• What you will do:
Restate every line below word for word, but drop each picture.
** Opening Given entries block **
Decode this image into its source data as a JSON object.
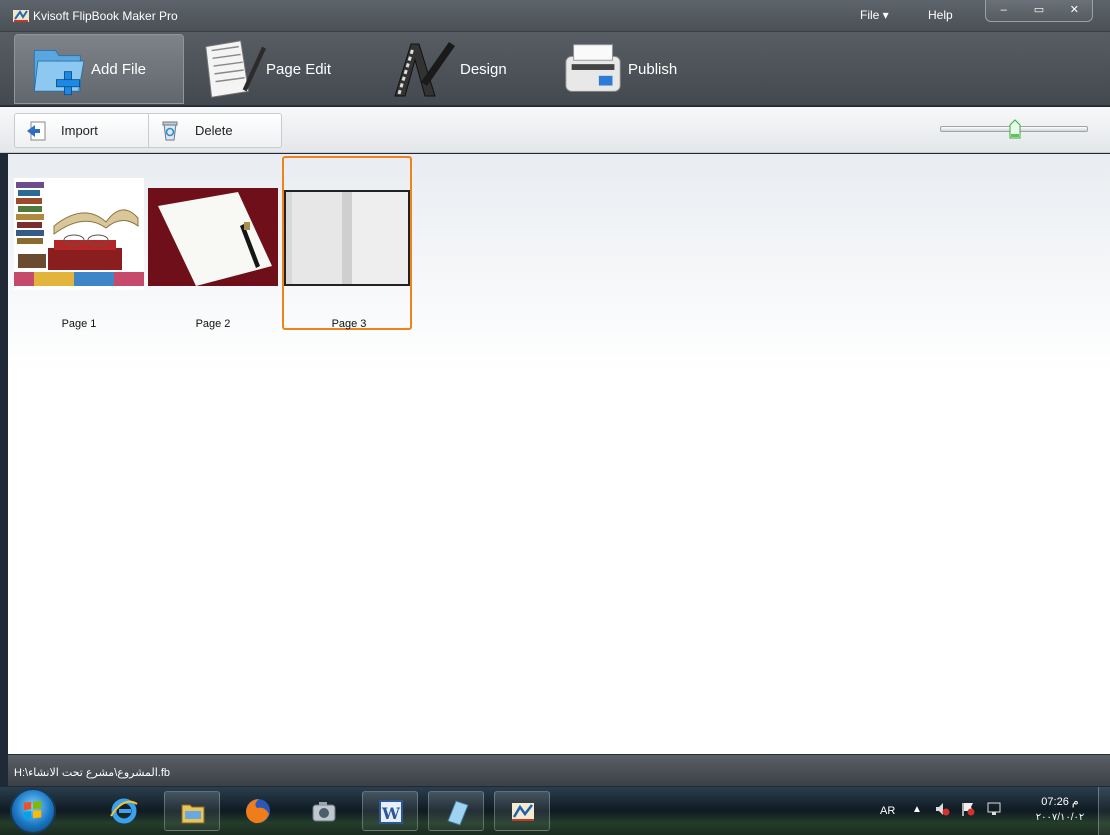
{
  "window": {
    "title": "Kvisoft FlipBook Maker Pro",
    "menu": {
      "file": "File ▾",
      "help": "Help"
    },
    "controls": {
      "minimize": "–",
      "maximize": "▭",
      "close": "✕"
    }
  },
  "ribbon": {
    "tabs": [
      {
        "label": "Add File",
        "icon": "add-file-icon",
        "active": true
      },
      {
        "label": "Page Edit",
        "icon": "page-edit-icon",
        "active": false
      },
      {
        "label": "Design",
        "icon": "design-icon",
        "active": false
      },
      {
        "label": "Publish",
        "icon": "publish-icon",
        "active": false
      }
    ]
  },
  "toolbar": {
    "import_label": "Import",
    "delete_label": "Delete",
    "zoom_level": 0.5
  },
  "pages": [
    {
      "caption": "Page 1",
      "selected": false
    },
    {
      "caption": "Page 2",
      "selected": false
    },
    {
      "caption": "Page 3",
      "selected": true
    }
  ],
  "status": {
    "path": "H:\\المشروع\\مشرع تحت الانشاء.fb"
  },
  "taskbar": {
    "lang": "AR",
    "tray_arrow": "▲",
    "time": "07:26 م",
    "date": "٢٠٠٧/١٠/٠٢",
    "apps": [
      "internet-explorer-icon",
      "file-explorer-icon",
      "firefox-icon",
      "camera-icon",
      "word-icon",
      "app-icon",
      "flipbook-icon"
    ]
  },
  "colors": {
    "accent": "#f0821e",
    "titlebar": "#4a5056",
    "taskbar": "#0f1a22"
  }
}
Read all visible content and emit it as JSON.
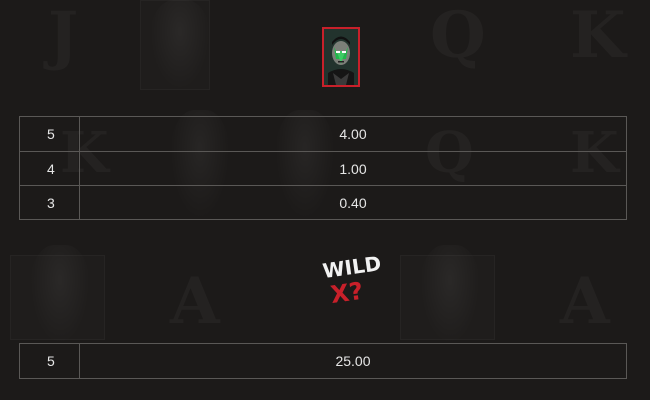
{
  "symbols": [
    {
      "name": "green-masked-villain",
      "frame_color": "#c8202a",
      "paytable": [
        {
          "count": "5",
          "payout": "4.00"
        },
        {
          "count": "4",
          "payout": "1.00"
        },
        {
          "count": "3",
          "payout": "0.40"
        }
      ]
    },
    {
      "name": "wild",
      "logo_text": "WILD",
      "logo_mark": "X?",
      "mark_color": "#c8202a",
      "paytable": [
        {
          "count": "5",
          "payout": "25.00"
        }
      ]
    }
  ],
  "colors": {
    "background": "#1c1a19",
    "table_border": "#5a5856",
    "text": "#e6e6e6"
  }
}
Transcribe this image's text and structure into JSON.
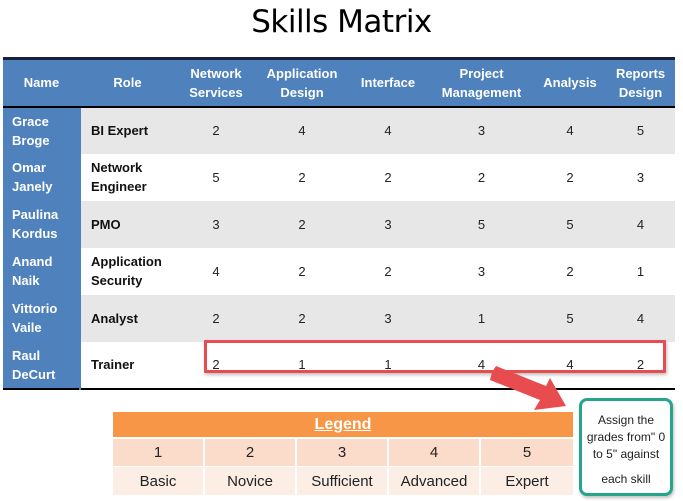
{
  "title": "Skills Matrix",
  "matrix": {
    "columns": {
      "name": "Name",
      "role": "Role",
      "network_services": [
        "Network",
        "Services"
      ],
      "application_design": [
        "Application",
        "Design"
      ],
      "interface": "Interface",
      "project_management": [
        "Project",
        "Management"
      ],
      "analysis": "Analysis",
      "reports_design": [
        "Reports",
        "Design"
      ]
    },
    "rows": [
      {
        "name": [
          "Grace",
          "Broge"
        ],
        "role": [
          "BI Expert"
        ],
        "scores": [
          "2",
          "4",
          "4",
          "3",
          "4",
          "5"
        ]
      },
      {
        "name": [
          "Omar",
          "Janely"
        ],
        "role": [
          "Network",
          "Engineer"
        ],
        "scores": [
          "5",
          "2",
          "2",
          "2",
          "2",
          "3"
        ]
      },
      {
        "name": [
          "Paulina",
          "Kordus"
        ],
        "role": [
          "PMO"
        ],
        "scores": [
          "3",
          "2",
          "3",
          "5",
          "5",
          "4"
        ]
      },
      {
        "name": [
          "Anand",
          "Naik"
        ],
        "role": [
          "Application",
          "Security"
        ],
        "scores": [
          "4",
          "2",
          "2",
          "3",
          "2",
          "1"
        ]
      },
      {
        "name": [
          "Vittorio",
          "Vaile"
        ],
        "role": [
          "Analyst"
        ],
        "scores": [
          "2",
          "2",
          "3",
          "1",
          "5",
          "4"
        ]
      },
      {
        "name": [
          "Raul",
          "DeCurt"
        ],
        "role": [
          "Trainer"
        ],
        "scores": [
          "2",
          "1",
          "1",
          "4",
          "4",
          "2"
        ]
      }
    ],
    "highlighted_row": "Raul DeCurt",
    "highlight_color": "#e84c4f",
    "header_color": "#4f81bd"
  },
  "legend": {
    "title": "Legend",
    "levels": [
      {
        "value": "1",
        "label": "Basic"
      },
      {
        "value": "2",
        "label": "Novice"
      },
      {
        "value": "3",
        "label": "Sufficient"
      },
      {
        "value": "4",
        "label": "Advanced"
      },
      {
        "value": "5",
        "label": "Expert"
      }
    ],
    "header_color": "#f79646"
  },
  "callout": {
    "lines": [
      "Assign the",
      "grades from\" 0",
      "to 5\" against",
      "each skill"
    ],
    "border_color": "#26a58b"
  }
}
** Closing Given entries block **
• Answer box:
Decode this image into its source data as a JSON object.
{
  "window": {
    "title": "Kvisoft FlipBook Maker Pro",
    "menu": {
      "file": "File ▾",
      "help": "Help"
    },
    "controls": {
      "minimize": "–",
      "maximize": "▭",
      "close": "✕"
    }
  },
  "ribbon": {
    "tabs": [
      {
        "label": "Add File",
        "icon": "add-file-icon",
        "active": true
      },
      {
        "label": "Page Edit",
        "icon": "page-edit-icon",
        "active": false
      },
      {
        "label": "Design",
        "icon": "design-icon",
        "active": false
      },
      {
        "label": "Publish",
        "icon": "publish-icon",
        "active": false
      }
    ]
  },
  "toolbar": {
    "import_label": "Import",
    "delete_label": "Delete",
    "zoom_level": 0.5
  },
  "pages": [
    {
      "caption": "Page 1",
      "selected": false
    },
    {
      "caption": "Page 2",
      "selected": false
    },
    {
      "caption": "Page 3",
      "selected": true
    }
  ],
  "status": {
    "path": "H:\\المشروع\\مشرع تحت الانشاء.fb"
  },
  "taskbar": {
    "lang": "AR",
    "tray_arrow": "▲",
    "time": "07:26 م",
    "date": "٢٠٠٧/١٠/٠٢",
    "apps": [
      "internet-explorer-icon",
      "file-explorer-icon",
      "firefox-icon",
      "camera-icon",
      "word-icon",
      "app-icon",
      "flipbook-icon"
    ]
  },
  "colors": {
    "accent": "#f0821e",
    "titlebar": "#4a5056",
    "taskbar": "#0f1a22"
  }
}
Read all visible content and emit it as JSON.
{
  "symbols": [
    {
      "name": "green-masked-villain",
      "frame_color": "#c8202a",
      "paytable": [
        {
          "count": "5",
          "payout": "4.00"
        },
        {
          "count": "4",
          "payout": "1.00"
        },
        {
          "count": "3",
          "payout": "0.40"
        }
      ]
    },
    {
      "name": "wild",
      "logo_text": "WILD",
      "logo_mark": "X?",
      "mark_color": "#c8202a",
      "paytable": [
        {
          "count": "5",
          "payout": "25.00"
        }
      ]
    }
  ],
  "colors": {
    "background": "#1c1a19",
    "table_border": "#5a5856",
    "text": "#e6e6e6"
  }
}
Transcribe this image's text and structure into JSON.
{
  "title": "Skills Matrix",
  "matrix": {
    "columns": {
      "name": "Name",
      "role": "Role",
      "network_services": [
        "Network",
        "Services"
      ],
      "application_design": [
        "Application",
        "Design"
      ],
      "interface": "Interface",
      "project_management": [
        "Project",
        "Management"
      ],
      "analysis": "Analysis",
      "reports_design": [
        "Reports",
        "Design"
      ]
    },
    "rows": [
      {
        "name": [
          "Grace",
          "Broge"
        ],
        "role": [
          "BI Expert"
        ],
        "scores": [
          "2",
          "4",
          "4",
          "3",
          "4",
          "5"
        ]
      },
      {
        "name": [
          "Omar",
          "Janely"
        ],
        "role": [
          "Network",
          "Engineer"
        ],
        "scores": [
          "5",
          "2",
          "2",
          "2",
          "2",
          "3"
        ]
      },
      {
        "name": [
          "Paulina",
          "Kordus"
        ],
        "role": [
          "PMO"
        ],
        "scores": [
          "3",
          "2",
          "3",
          "5",
          "5",
          "4"
        ]
      },
      {
        "name": [
          "Anand",
          "Naik"
        ],
        "role": [
          "Application",
          "Security"
        ],
        "scores": [
          "4",
          "2",
          "2",
          "3",
          "2",
          "1"
        ]
      },
      {
        "name": [
          "Vittorio",
          "Vaile"
        ],
        "role": [
          "Analyst"
        ],
        "scores": [
          "2",
          "2",
          "3",
          "1",
          "5",
          "4"
        ]
      },
      {
        "name": [
          "Raul",
          "DeCurt"
        ],
        "role": [
          "Trainer"
        ],
        "scores": [
          "2",
          "1",
          "1",
          "4",
          "4",
          "2"
        ]
      }
    ],
    "highlighted_row": "Raul DeCurt",
    "highlight_color": "#e84c4f",
    "header_color": "#4f81bd"
  },
  "legend": {
    "title": "Legend",
    "levels": [
      {
        "value": "1",
        "label": "Basic"
      },
      {
        "value": "2",
        "label": "Novice"
      },
      {
        "value": "3",
        "label": "Sufficient"
      },
      {
        "value": "4",
        "label": "Advanced"
      },
      {
        "value": "5",
        "label": "Expert"
      }
    ],
    "header_color": "#f79646"
  },
  "callout": {
    "lines": [
      "Assign the",
      "grades from\" 0",
      "to 5\" against",
      "each skill"
    ],
    "border_color": "#26a58b"
  }
}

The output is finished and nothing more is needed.